> _Action item_
From the entries that follow, copy each line in which "title" appears.

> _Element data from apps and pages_
***
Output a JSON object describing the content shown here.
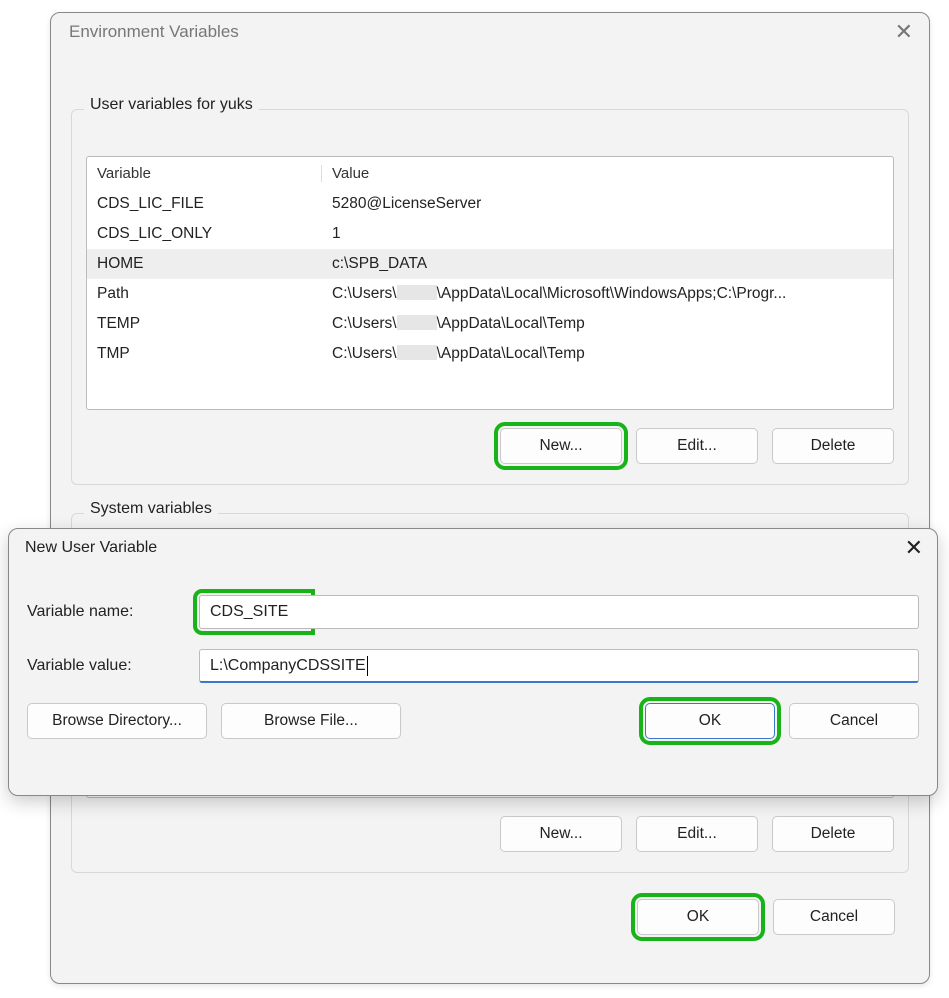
{
  "env_window": {
    "title": "Environment Variables",
    "user_group_label": "User variables for yuks",
    "sys_group_label": "System variables",
    "columns": {
      "var": "Variable",
      "val": "Value"
    },
    "user_vars": [
      {
        "name": "CDS_LIC_FILE",
        "value": "5280@LicenseServer",
        "selected": false
      },
      {
        "name": "CDS_LIC_ONLY",
        "value": "1",
        "selected": false
      },
      {
        "name": "HOME",
        "value": "c:\\SPB_DATA",
        "selected": true
      },
      {
        "name": "Path",
        "value": "C:\\Users\\····\\AppData\\Local\\Microsoft\\WindowsApps;C:\\Progr...",
        "selected": false,
        "redacted_user": true
      },
      {
        "name": "TEMP",
        "value": "C:\\Users\\····\\AppData\\Local\\Temp",
        "selected": false,
        "redacted_user": true
      },
      {
        "name": "TMP",
        "value": "C:\\Users\\····\\AppData\\Local\\Temp",
        "selected": false,
        "redacted_user": true
      }
    ],
    "buttons": {
      "new": "New...",
      "edit": "Edit...",
      "delete": "Delete"
    },
    "bottom_buttons": {
      "ok": "OK",
      "cancel": "Cancel"
    },
    "highlight_color": "#18b318"
  },
  "dlg": {
    "title": "New User Variable",
    "labels": {
      "name": "Variable name:",
      "value": "Variable value:"
    },
    "fields": {
      "name": "CDS_SITE",
      "value": "L:\\CompanyCDSSITE"
    },
    "buttons": {
      "browse_dir": "Browse Directory...",
      "browse_file": "Browse File...",
      "ok": "OK",
      "cancel": "Cancel"
    }
  }
}
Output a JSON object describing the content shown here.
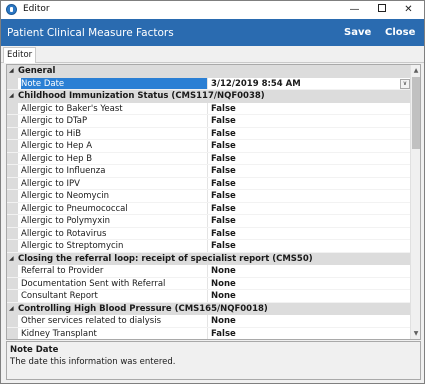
{
  "window": {
    "title": "Editor"
  },
  "header": {
    "title": "Patient Clinical Measure Factors",
    "save_label": "Save",
    "close_label": "Close"
  },
  "tabs": [
    {
      "label": "Editor"
    }
  ],
  "grid": {
    "rows": [
      {
        "kind": "cat",
        "label": "General"
      },
      {
        "kind": "prop",
        "name": "Note Date",
        "value": "3/12/2019 8:54 AM",
        "selected": true,
        "dropdown": true
      },
      {
        "kind": "cat",
        "label": "Childhood Immunization Status (CMS117/NQF0038)"
      },
      {
        "kind": "prop",
        "name": "Allergic to Baker's Yeast",
        "value": "False"
      },
      {
        "kind": "prop",
        "name": "Allergic to DTaP",
        "value": "False"
      },
      {
        "kind": "prop",
        "name": "Allergic to HiB",
        "value": "False"
      },
      {
        "kind": "prop",
        "name": "Allergic to Hep A",
        "value": "False"
      },
      {
        "kind": "prop",
        "name": "Allergic to Hep B",
        "value": "False"
      },
      {
        "kind": "prop",
        "name": "Allergic to Influenza",
        "value": "False"
      },
      {
        "kind": "prop",
        "name": "Allergic to IPV",
        "value": "False"
      },
      {
        "kind": "prop",
        "name": "Allergic to Neomycin",
        "value": "False"
      },
      {
        "kind": "prop",
        "name": "Allergic to Pneumococcal",
        "value": "False"
      },
      {
        "kind": "prop",
        "name": "Allergic to Polymyxin",
        "value": "False"
      },
      {
        "kind": "prop",
        "name": "Allergic to Rotavirus",
        "value": "False"
      },
      {
        "kind": "prop",
        "name": "Allergic to Streptomycin",
        "value": "False"
      },
      {
        "kind": "cat",
        "label": "Closing the referral loop: receipt of specialist report (CMS50)"
      },
      {
        "kind": "prop",
        "name": "Referral to Provider",
        "value": "None"
      },
      {
        "kind": "prop",
        "name": "Documentation Sent with Referral",
        "value": "None"
      },
      {
        "kind": "prop",
        "name": "Consultant Report",
        "value": "None"
      },
      {
        "kind": "cat",
        "label": "Controlling High Blood Pressure (CMS165/NQF0018)"
      },
      {
        "kind": "prop",
        "name": "Other services related to dialysis",
        "value": "None"
      },
      {
        "kind": "prop",
        "name": "Kidney Transplant",
        "value": "False"
      }
    ]
  },
  "description": {
    "title": "Note Date",
    "text": "The date this information was entered."
  },
  "icons": {
    "collapse": "triangle-down-icon",
    "dropdown": "chevron-down-icon"
  }
}
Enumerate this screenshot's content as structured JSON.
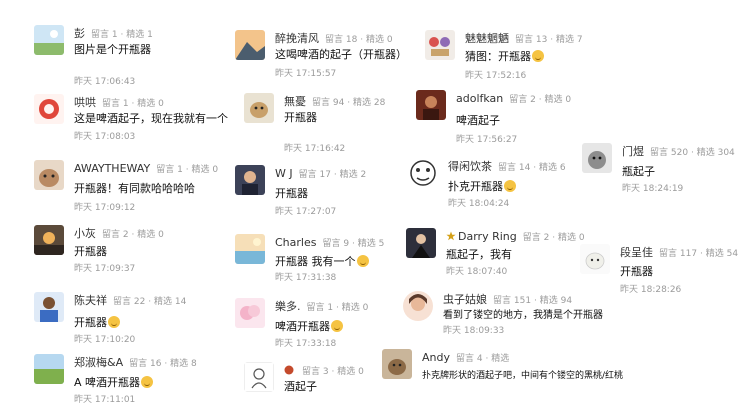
{
  "stat_sep": "·",
  "comments": [
    {
      "id": "c1",
      "nick": "彭",
      "msg_label": "留言",
      "msg_count": "1",
      "pick_label": "精选",
      "pick_count": "1",
      "text": "图片是个开瓶器",
      "emoji": "",
      "time": "昨天 17:06:43",
      "avatar": "landscape"
    },
    {
      "id": "c2",
      "nick": "哄哄",
      "msg_label": "留言",
      "msg_count": "1",
      "pick_label": "精选",
      "pick_count": "0",
      "text": "这是啤酒起子，现在我就有一个",
      "emoji": "",
      "time": "昨天 17:08:03",
      "avatar": "red-circle"
    },
    {
      "id": "c3",
      "nick": "AWAYTHEWAY",
      "msg_label": "留言",
      "msg_count": "1",
      "pick_label": "精选",
      "pick_count": "0",
      "text": "开瓶器！有同款哈哈哈哈",
      "emoji": "",
      "time": "昨天 17:09:12",
      "avatar": "cat"
    },
    {
      "id": "c4",
      "nick": "小灰",
      "msg_label": "留言",
      "msg_count": "2",
      "pick_label": "精选",
      "pick_count": "0",
      "text": "开瓶器",
      "emoji": "",
      "time": "昨天 17:09:37",
      "avatar": "sunset"
    },
    {
      "id": "c5",
      "nick": "陈夫祥",
      "msg_label": "留言",
      "msg_count": "22",
      "pick_label": "精选",
      "pick_count": "14",
      "text": "开瓶器",
      "emoji": "smile",
      "time": "昨天 17:10:20",
      "avatar": "person-blue"
    },
    {
      "id": "c6",
      "nick": "郑淑梅&A",
      "msg_label": "留言",
      "msg_count": "16",
      "pick_label": "精选",
      "pick_count": "8",
      "text": "A 啤酒开瓶器",
      "emoji": "smile",
      "time": "昨天 17:11:01",
      "avatar": "field"
    },
    {
      "id": "c7",
      "nick": "醉挽清风",
      "msg_label": "留言",
      "msg_count": "18",
      "pick_label": "精选",
      "pick_count": "0",
      "text": "这喝啤酒的起子（开瓶器）",
      "emoji": "",
      "time": "昨天 17:15:57",
      "avatar": "mountain"
    },
    {
      "id": "c8",
      "nick": "無憂",
      "msg_label": "留言",
      "msg_count": "94",
      "pick_label": "精选",
      "pick_count": "28",
      "text": "开瓶器",
      "emoji": "",
      "time": "昨天 17:16:42",
      "avatar": "dog"
    },
    {
      "id": "c9",
      "nick": "W J",
      "msg_label": "留言",
      "msg_count": "17",
      "pick_label": "精选",
      "pick_count": "2",
      "text": "开瓶器",
      "emoji": "",
      "time": "昨天 17:27:07",
      "avatar": "boy"
    },
    {
      "id": "c10",
      "nick": "Charles",
      "msg_label": "留言",
      "msg_count": "9",
      "pick_label": "精选",
      "pick_count": "5",
      "text": "开瓶器 我有一个",
      "emoji": "smile",
      "time": "昨天 17:31:38",
      "avatar": "beach"
    },
    {
      "id": "c11",
      "nick": "樂多.",
      "msg_label": "留言",
      "msg_count": "1",
      "pick_label": "精选",
      "pick_count": "0",
      "text": "啤酒开瓶器",
      "emoji": "smile",
      "time": "昨天 17:33:18",
      "avatar": "pink"
    },
    {
      "id": "c12",
      "nick": "",
      "msg_label": "留言",
      "msg_count": "3",
      "pick_label": "精选",
      "pick_count": "0",
      "text": "酒起子",
      "emoji": "",
      "time": "",
      "avatar": "sketch"
    },
    {
      "id": "c13",
      "nick": "魅魅魍魉",
      "msg_label": "留言",
      "msg_count": "13",
      "pick_label": "精选",
      "pick_count": "7",
      "text": "猜图：开瓶器",
      "emoji": "smile",
      "time": "昨天 17:52:16",
      "avatar": "toys"
    },
    {
      "id": "c14",
      "nick": "adolfkan",
      "msg_label": "留言",
      "msg_count": "2",
      "pick_label": "精选",
      "pick_count": "0",
      "text": "啤酒起子",
      "emoji": "",
      "time": "昨天 17:56:27",
      "avatar": "dark-red"
    },
    {
      "id": "c15",
      "nick": "得闲饮茶",
      "msg_label": "留言",
      "msg_count": "14",
      "pick_label": "精选",
      "pick_count": "6",
      "text": "扑克开瓶器",
      "emoji": "smile",
      "time": "昨天 18:04:24",
      "avatar": "meme"
    },
    {
      "id": "c16",
      "nick": "Darry Ring",
      "msg_label": "留言",
      "msg_count": "2",
      "pick_label": "精选",
      "pick_count": "0",
      "text": "瓶起子，我有",
      "emoji": "",
      "time": "昨天 18:07:40",
      "avatar": "suit"
    },
    {
      "id": "c17",
      "nick": "虫子姑娘",
      "msg_label": "留言",
      "msg_count": "151",
      "pick_label": "精选",
      "pick_count": "94",
      "text": "看到了镂空的地方，我猜是个开瓶器",
      "emoji": "",
      "time": "昨天 18:09:33",
      "avatar": "girl"
    },
    {
      "id": "c18",
      "nick": "Andy",
      "msg_label": "留言",
      "msg_count": "4",
      "pick_label": "精选",
      "pick_count": "",
      "text": "扑克牌形状的酒起子吧，中间有个镂空的黑桃/红桃",
      "emoji": "",
      "time": "",
      "avatar": "dog-small"
    },
    {
      "id": "c19",
      "nick": "门煜",
      "msg_label": "留言",
      "msg_count": "520",
      "pick_label": "精选",
      "pick_count": "304",
      "text": "瓶起子",
      "emoji": "",
      "time": "昨天 18:24:19",
      "avatar": "grey-dog"
    },
    {
      "id": "c20",
      "nick": "段呈佳",
      "msg_label": "留言",
      "msg_count": "117",
      "pick_label": "精选",
      "pick_count": "54",
      "text": "开瓶器",
      "emoji": "",
      "time": "昨天 18:28:26",
      "avatar": "white-cat"
    }
  ]
}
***
> _Solution to this problem_
    "title": "Environment Variables",
    "title": "New User Variable",
    "title": "Editor"
    "title": "Patient Clinical Measure Factors",
    "title": "Note Date",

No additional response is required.